### What you need to do
Write each entry again exactly as shown, but without the images it holds.

BEGIN Data supplied

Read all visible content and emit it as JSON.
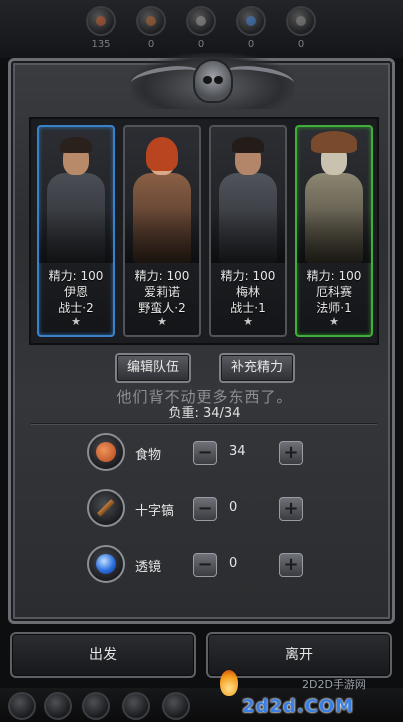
{
  "resources": [
    {
      "icon": "meat-resource-icon",
      "count": "135",
      "color": "#c25a2a"
    },
    {
      "icon": "wood-resource-icon",
      "count": "0",
      "color": "#b7622c"
    },
    {
      "icon": "pickaxe-resource-icon",
      "count": "0",
      "color": "#9a9a9a"
    },
    {
      "icon": "gem-resource-icon",
      "count": "0",
      "color": "#3c7fd6"
    },
    {
      "icon": "tool-resource-icon",
      "count": "0",
      "color": "#8a8a8a"
    }
  ],
  "heroes": [
    {
      "energy": "精力: 100",
      "name": "伊恩",
      "class": "战士·2",
      "star": "★",
      "border": "blue"
    },
    {
      "energy": "精力: 100",
      "name": "爱莉诺",
      "class": "野蛮人·2",
      "star": "★",
      "border": "gray"
    },
    {
      "energy": "精力: 100",
      "name": "梅林",
      "class": "战士·1",
      "star": "★",
      "border": "gray"
    },
    {
      "energy": "精力: 100",
      "name": "厄科赛",
      "class": "法师·1",
      "star": "★",
      "border": "green"
    }
  ],
  "buttons": {
    "edit_team": "编辑队伍",
    "refill_energy": "补充精力"
  },
  "overlay_message": "他们背不动更多东西了。",
  "load": "负重:  34/34",
  "items": [
    {
      "name": "食物",
      "qty": "34",
      "icon": "food-icon"
    },
    {
      "name": "十字镐",
      "qty": "0",
      "icon": "pickaxe-icon"
    },
    {
      "name": "透镜",
      "qty": "0",
      "icon": "lens-icon"
    }
  ],
  "stepper": {
    "minus": "−",
    "plus": "+"
  },
  "actions": {
    "depart": "出发",
    "leave": "离开"
  },
  "watermark": {
    "site": "2D2D手游网",
    "domain": "2d2d.COM"
  },
  "colors": {
    "blue_border": "#3a82c7",
    "green_border": "#3fae3c"
  }
}
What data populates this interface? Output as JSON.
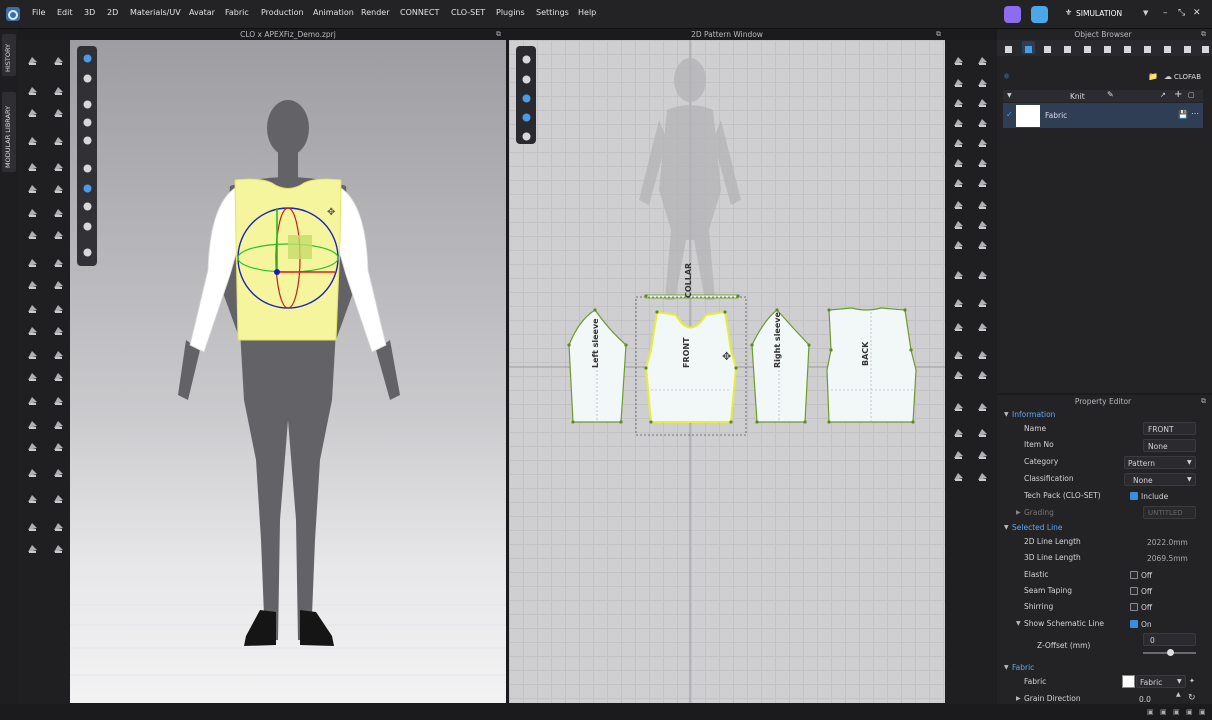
{
  "menu": [
    "File",
    "Edit",
    "3D",
    "2D",
    "Materials/UV",
    "Avatar",
    "Fabric",
    "Production",
    "Animation",
    "Render",
    "CONNECT",
    "CLO-SET",
    "Plugins",
    "Settings",
    "Help"
  ],
  "simulation": "SIMULATION",
  "window_controls": {
    "minimize": "–",
    "restore": "⤡",
    "close": "✕"
  },
  "side_tabs": {
    "history": "HISTORY",
    "modular": "MODULAR LIBRARY"
  },
  "view3d_title": "CLO x APEXFiz_Demo.zprj",
  "view2d_title": "2D Pattern Window",
  "patterns": {
    "collar": "COLLAR",
    "left_sleeve": "Left sleeve",
    "front": "FRONT",
    "right_sleeve": "Right sleeve",
    "back": "BACK"
  },
  "object_browser": {
    "title": "Object Browser",
    "brand": "CLOFAB",
    "group": "Knit",
    "fabric_item": "Fabric"
  },
  "property_editor": {
    "title": "Property Editor",
    "information": {
      "label": "Information",
      "name": {
        "label": "Name",
        "value": "FRONT"
      },
      "item_no": {
        "label": "Item No",
        "value": "None"
      },
      "category": {
        "label": "Category",
        "value": "Pattern"
      },
      "classification": {
        "label": "Classification",
        "value": "None"
      },
      "tech_pack": {
        "label": "Tech Pack (CLO-SET)",
        "value": "Include"
      },
      "grading": {
        "label": "Grading",
        "value": "UNTITLED"
      }
    },
    "selected_line": {
      "label": "Selected Line",
      "len2d": {
        "label": "2D Line Length",
        "value": "2022.0mm"
      },
      "len3d": {
        "label": "3D Line Length",
        "value": "2069.5mm"
      },
      "elastic": {
        "label": "Elastic",
        "value": "Off"
      },
      "seam": {
        "label": "Seam Taping",
        "value": "Off"
      },
      "shirring": {
        "label": "Shirring",
        "value": "Off"
      },
      "schematic": {
        "label": "Show Schematic Line",
        "value": "On"
      },
      "zoffset": {
        "label": "Z-Offset (mm)",
        "value": "0"
      }
    },
    "fabric": {
      "label": "Fabric",
      "fabric": {
        "label": "Fabric",
        "value": "Fabric"
      },
      "grain": {
        "label": "Grain Direction",
        "value": "0.0"
      }
    }
  },
  "colors": {
    "accent": "#3c8ce0",
    "garment": "#f4f59c",
    "avatar": "#606064"
  }
}
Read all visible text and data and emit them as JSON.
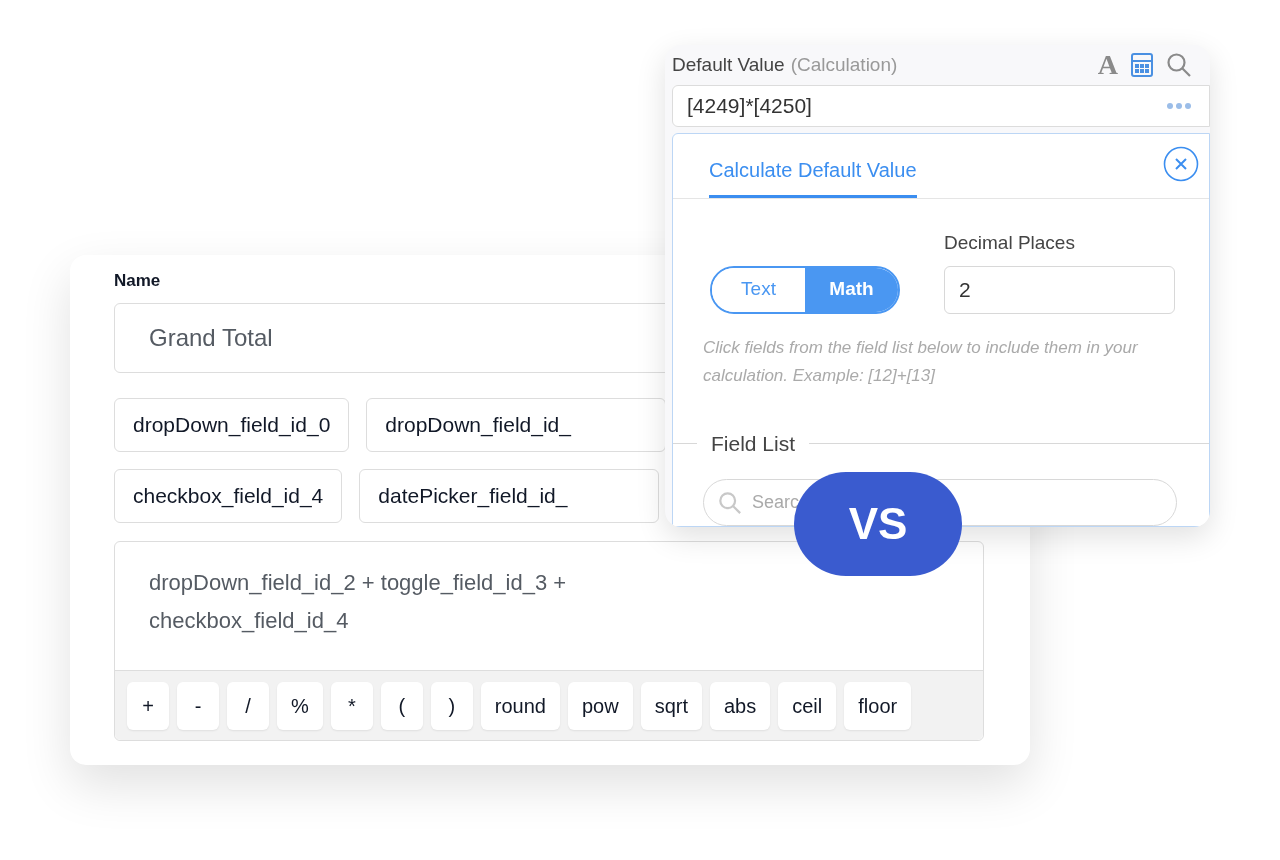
{
  "name_card": {
    "label": "Name",
    "value": "Grand Total",
    "chip_rows": [
      [
        "dropDown_field_id_0",
        "dropDown_field_id_"
      ],
      [
        "checkbox_field_id_4",
        "datePicker_field_id_"
      ]
    ],
    "formula": "dropDown_field_id_2 + toggle_field_id_3 + checkbox_field_id_4",
    "operators": [
      "+",
      "-",
      "/",
      "%",
      "*",
      "(",
      ")",
      "round",
      "pow",
      "sqrt",
      "abs",
      "ceil",
      "floor"
    ]
  },
  "calc_card": {
    "label": "Default Value",
    "label_note": "(Calculation)",
    "tools": [
      {
        "kind": "font",
        "glyph": "A",
        "selected": false
      },
      {
        "kind": "calculator",
        "selected": true
      },
      {
        "kind": "search",
        "selected": false
      }
    ],
    "value": "[4249]*[4250]",
    "tab": {
      "label": "Calculate Default Value",
      "selected": true
    },
    "modes": [
      {
        "label": "Text",
        "selected": false
      },
      {
        "label": "Math",
        "selected": true
      }
    ],
    "decimal_label": "Decimal Places",
    "decimal_value": "2",
    "hint": "Click fields from the field list below to include them in your calculation. Example: [12]+[13]",
    "field_list_title": "Field List",
    "search_placeholder": "Searc"
  },
  "badge": "VS"
}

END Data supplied

### Result of the task
Read all visible content and emit it as JSON.
{
  "resources": [
    {
      "icon": "meat-resource-icon",
      "count": "135",
      "color": "#c25a2a"
    },
    {
      "icon": "wood-resource-icon",
      "count": "0",
      "color": "#b7622c"
    },
    {
      "icon": "pickaxe-resource-icon",
      "count": "0",
      "color": "#9a9a9a"
    },
    {
      "icon": "gem-resource-icon",
      "count": "0",
      "color": "#3c7fd6"
    },
    {
      "icon": "tool-resource-icon",
      "count": "0",
      "color": "#8a8a8a"
    }
  ],
  "heroes": [
    {
      "energy": "精力: 100",
      "name": "伊恩",
      "class": "战士·2",
      "star": "★",
      "border": "blue"
    },
    {
      "energy": "精力: 100",
      "name": "爱莉诺",
      "class": "野蛮人·2",
      "star": "★",
      "border": "gray"
    },
    {
      "energy": "精力: 100",
      "name": "梅林",
      "class": "战士·1",
      "star": "★",
      "border": "gray"
    },
    {
      "energy": "精力: 100",
      "name": "厄科赛",
      "class": "法师·1",
      "star": "★",
      "border": "green"
    }
  ],
  "buttons": {
    "edit_team": "编辑队伍",
    "refill_energy": "补充精力"
  },
  "overlay_message": "他们背不动更多东西了。",
  "load": "负重:  34/34",
  "items": [
    {
      "name": "食物",
      "qty": "34",
      "icon": "food-icon"
    },
    {
      "name": "十字镐",
      "qty": "0",
      "icon": "pickaxe-icon"
    },
    {
      "name": "透镜",
      "qty": "0",
      "icon": "lens-icon"
    }
  ],
  "stepper": {
    "minus": "−",
    "plus": "+"
  },
  "actions": {
    "depart": "出发",
    "leave": "离开"
  },
  "watermark": {
    "site": "2D2D手游网",
    "domain": "2d2d.COM"
  },
  "colors": {
    "blue_border": "#3a82c7",
    "green_border": "#3fae3c"
  }
}
What data populates this interface? Output as JSON.
{
  "menu": [
    "File",
    "Edit",
    "3D",
    "2D",
    "Materials/UV",
    "Avatar",
    "Fabric",
    "Production",
    "Animation",
    "Render",
    "CONNECT",
    "CLO-SET",
    "Plugins",
    "Settings",
    "Help"
  ],
  "simulation": "SIMULATION",
  "window_controls": {
    "minimize": "–",
    "restore": "⤡",
    "close": "✕"
  },
  "side_tabs": {
    "history": "HISTORY",
    "modular": "MODULAR LIBRARY"
  },
  "view3d_title": "CLO x APEXFiz_Demo.zprj",
  "view2d_title": "2D Pattern Window",
  "patterns": {
    "collar": "COLLAR",
    "left_sleeve": "Left sleeve",
    "front": "FRONT",
    "right_sleeve": "Right sleeve",
    "back": "BACK"
  },
  "object_browser": {
    "title": "Object Browser",
    "brand": "CLOFAB",
    "group": "Knit",
    "fabric_item": "Fabric"
  },
  "property_editor": {
    "title": "Property Editor",
    "information": {
      "label": "Information",
      "name": {
        "label": "Name",
        "value": "FRONT"
      },
      "item_no": {
        "label": "Item No",
        "value": "None"
      },
      "category": {
        "label": "Category",
        "value": "Pattern"
      },
      "classification": {
        "label": "Classification",
        "value": "None"
      },
      "tech_pack": {
        "label": "Tech Pack (CLO-SET)",
        "value": "Include"
      },
      "grading": {
        "label": "Grading",
        "value": "UNTITLED"
      }
    },
    "selected_line": {
      "label": "Selected Line",
      "len2d": {
        "label": "2D Line Length",
        "value": "2022.0mm"
      },
      "len3d": {
        "label": "3D Line Length",
        "value": "2069.5mm"
      },
      "elastic": {
        "label": "Elastic",
        "value": "Off"
      },
      "seam": {
        "label": "Seam Taping",
        "value": "Off"
      },
      "shirring": {
        "label": "Shirring",
        "value": "Off"
      },
      "schematic": {
        "label": "Show Schematic Line",
        "value": "On"
      },
      "zoffset": {
        "label": "Z-Offset (mm)",
        "value": "0"
      }
    },
    "fabric": {
      "label": "Fabric",
      "fabric": {
        "label": "Fabric",
        "value": "Fabric"
      },
      "grain": {
        "label": "Grain Direction",
        "value": "0.0"
      }
    }
  },
  "colors": {
    "accent": "#3c8ce0",
    "garment": "#f4f59c",
    "avatar": "#606064"
  }
}
Read all visible text and data and emit them as JSON.
{
  "name_card": {
    "label": "Name",
    "value": "Grand Total",
    "chip_rows": [
      [
        "dropDown_field_id_0",
        "dropDown_field_id_"
      ],
      [
        "checkbox_field_id_4",
        "datePicker_field_id_"
      ]
    ],
    "formula": "dropDown_field_id_2 + toggle_field_id_3 + checkbox_field_id_4",
    "operators": [
      "+",
      "-",
      "/",
      "%",
      "*",
      "(",
      ")",
      "round",
      "pow",
      "sqrt",
      "abs",
      "ceil",
      "floor"
    ]
  },
  "calc_card": {
    "label": "Default Value",
    "label_note": "(Calculation)",
    "tools": [
      {
        "kind": "font",
        "glyph": "A",
        "selected": false
      },
      {
        "kind": "calculator",
        "selected": true
      },
      {
        "kind": "search",
        "selected": false
      }
    ],
    "value": "[4249]*[4250]",
    "tab": {
      "label": "Calculate Default Value",
      "selected": true
    },
    "modes": [
      {
        "label": "Text",
        "selected": false
      },
      {
        "label": "Math",
        "selected": true
      }
    ],
    "decimal_label": "Decimal Places",
    "decimal_value": "2",
    "hint": "Click fields from the field list below to include them in your calculation. Example: [12]+[13]",
    "field_list_title": "Field List",
    "search_placeholder": "Searc"
  },
  "badge": "VS"
}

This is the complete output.